(Interface dataset entries)
━━━━━━━━━━━━━━━━━━━━

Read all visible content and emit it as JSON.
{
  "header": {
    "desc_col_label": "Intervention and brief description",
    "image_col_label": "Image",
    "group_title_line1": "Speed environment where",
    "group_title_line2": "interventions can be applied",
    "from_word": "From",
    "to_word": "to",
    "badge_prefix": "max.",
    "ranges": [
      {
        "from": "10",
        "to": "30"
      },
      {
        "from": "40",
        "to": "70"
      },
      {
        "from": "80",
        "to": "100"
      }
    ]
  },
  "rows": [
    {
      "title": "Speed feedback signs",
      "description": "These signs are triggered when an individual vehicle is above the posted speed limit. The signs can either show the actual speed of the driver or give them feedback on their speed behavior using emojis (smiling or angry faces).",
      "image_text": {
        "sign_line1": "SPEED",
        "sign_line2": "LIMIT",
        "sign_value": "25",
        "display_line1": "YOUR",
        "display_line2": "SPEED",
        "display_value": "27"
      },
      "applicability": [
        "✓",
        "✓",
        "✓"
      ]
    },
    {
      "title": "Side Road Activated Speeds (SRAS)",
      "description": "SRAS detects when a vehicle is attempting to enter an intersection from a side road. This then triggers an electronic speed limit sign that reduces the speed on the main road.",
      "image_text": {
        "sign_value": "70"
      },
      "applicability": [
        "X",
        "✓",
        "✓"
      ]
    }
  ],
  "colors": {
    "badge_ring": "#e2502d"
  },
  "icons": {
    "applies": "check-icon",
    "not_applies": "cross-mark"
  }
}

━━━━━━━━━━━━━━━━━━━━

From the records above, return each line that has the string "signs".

**Your solution**
      "title": "Speed feedback signs",
      "description": "These signs are triggered when an individual vehicle is above the posted speed limit. The signs can either show the actual speed of the driver or give them feedback on their speed behavior using emojis (smiling or angry faces).",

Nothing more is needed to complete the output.